BENJAMIN WILLIAMS LEADER, RA
Worcester 1831 - 1923 Shere, Surrey
The Thames at Streatley
Signed and dated 1903; inscribed with the title on the stretcher
Canvas: 16 ¼ x 24 ¼ in / 41.3 x 61.6 cm
Purchased from the artist by Arthur Tooth, May 1903 (72 gns)
Sir George White
Sale, Christie’s, London, 23rd February 1917, lot 150 (95 gns)
Sale, Bonhams, London, 5th August 1971, lot 25
Richard Green, London
The artist’s own sale records, 1903
R.Wood, Benjamin Williams Leader, R.A. 1831-1923: His Life and Works, Woodbridge, 1998, pp.47, 127
Windsor Magazine, 1912, p. 694
The Worcestershire born artist Benjamin Williams Leader first visited locations on the Thames in 1872, when he stayed with the fellow landscape artist, Samuel Phillips Jackson (1830-1904), who lived at Streatley-on-Thames, directly across the river from Goring. Leader’s first paintings of the Thames at Streatley date from this year, though they were to become part of his oeuvre throughout his career, alongside views of other Thameside areas such as Panbourne, Whitchurch at Mapledurham in the south, and Dorchester, Shillingford and Wallingford in the north.
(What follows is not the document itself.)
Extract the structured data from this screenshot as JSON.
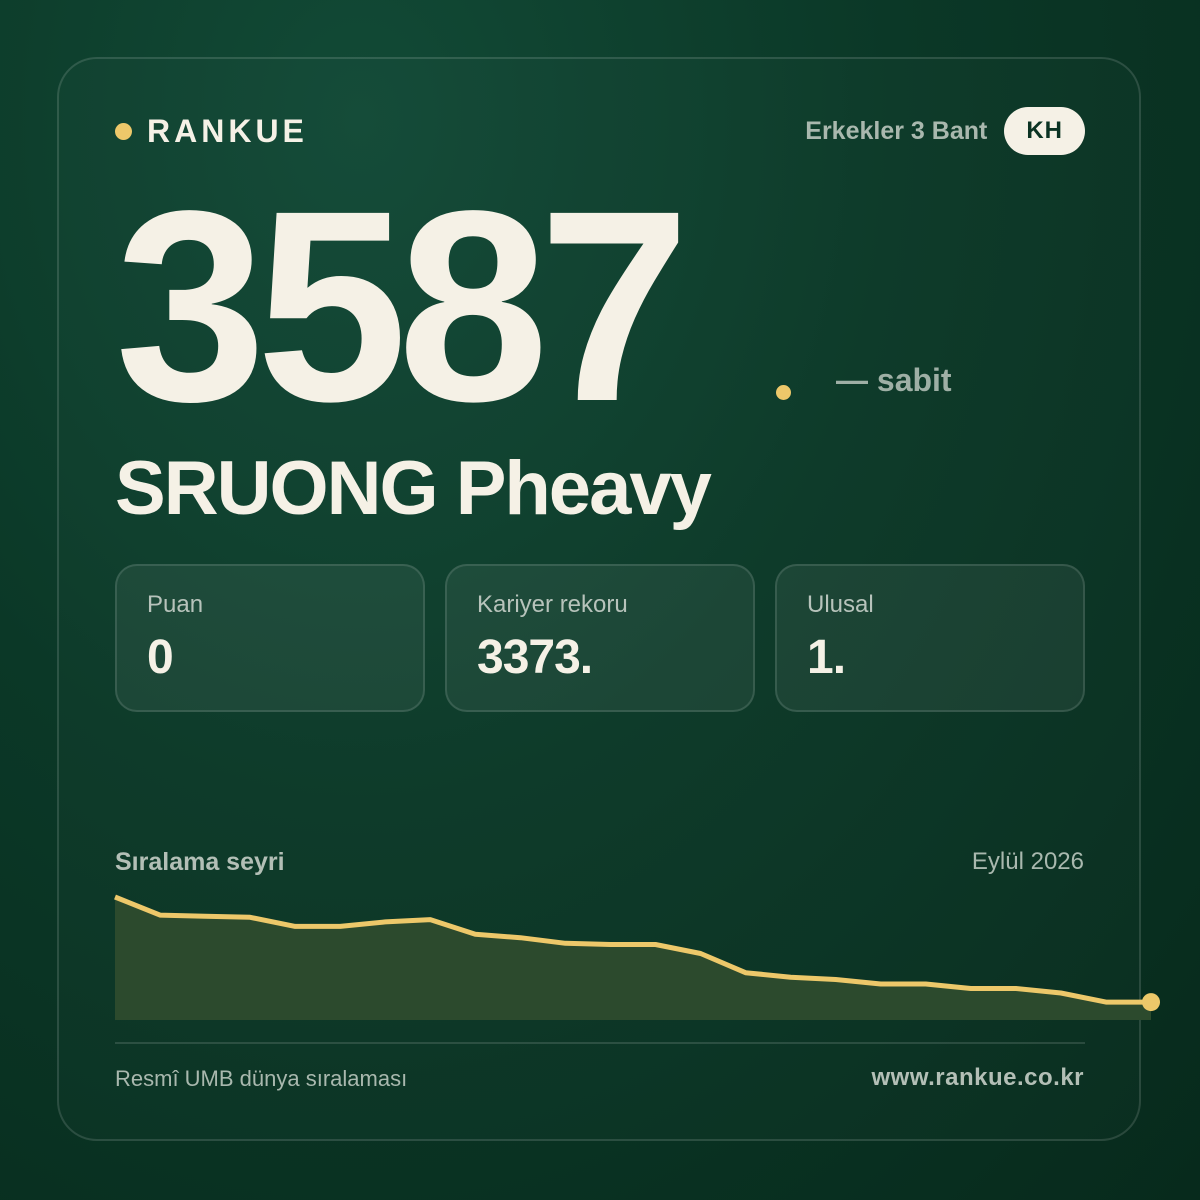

Leader painted a larger version, measuring 30 x 60 in., of this scene in 1903 which was also purchased from the artist by London dealer Arthur Tooth (location unknown). The composition, deriving from either the larger or the present work, was engraved and illustrated in the Windsor Magazine, 1912, p. 694.
We are grateful to Ruth Wood MA for her assistance with the cataloguing of this work.
BENJAMIN WILLIAMS LEADER RA
Worcester 1831 - 1923 Shere, Surrey
Born as Benjamin Williams, he added the surname Leader, his father's middle name, to distinguish himself from the Williams family. Upon abandoning a profession in engineering for art, he became a pupil at the Royal Academy in 1853. The following year he showed his first picture there, and continued to exhibit prolifically up until his death in 1923.
He achieved notable success with his painting, February Fill Dyke exhibited in 1881. It
remains one of the most famous Victorian paintings, and is a tribute to Leader's artistic talents. The Royal Academy elected him an associate in 1883, and academician in 1898. He also exhibited abroad, winning the gold medal and the legion of honour in Paris in 1889.
Leader was extremely popular in Victorian times and his work sold for high prices. Today he is recognized as one of the most accomplished Victorian landscape artists of his day. He usually chose scenes from the Midlands and the Thames valley, although he was also partial to Welsh landscapes, especially around Bettws-y-Coed.
His earlier work reflects his admiration of the Pre-Raphaelites, however, he later developed a broader, more naturalistic style. A realistic feeling of space and a lightness of atmosphere are characteristic of his work. James Dafforne, the contemporary art critic of the Art Journal, praised his work in glowing terms in 1871: ‘his style is a happy medium between excess of detail and over elaboration on the one hand, and a dash of execution on the other...we regard Mr. Leader as one of our best landscape painters.’
The work of Benjamin Williams Leader is represented in the Aberdeen Art Gallery and Museum, the Birmingham City Art Gallery, the Blackburn Museum and Art Gallery, the Towneley Hall Art Gallery, Burnley, the Bristol City Art Gallery, the Ferens Art Gallery, Kingston-upon-Hull, the Guildhall Art Gallery, the Royal Academy of Arts, Tate Britain and the Victoria and Albert Museum, London, the Manchester City Art Gallery, the Mappin Art Gallery, Sheffield, the Atkinson Art Gallery, Southport, the Royal Holloway and Bedford New College collection, Surrey and the Worcester City Art Gallery.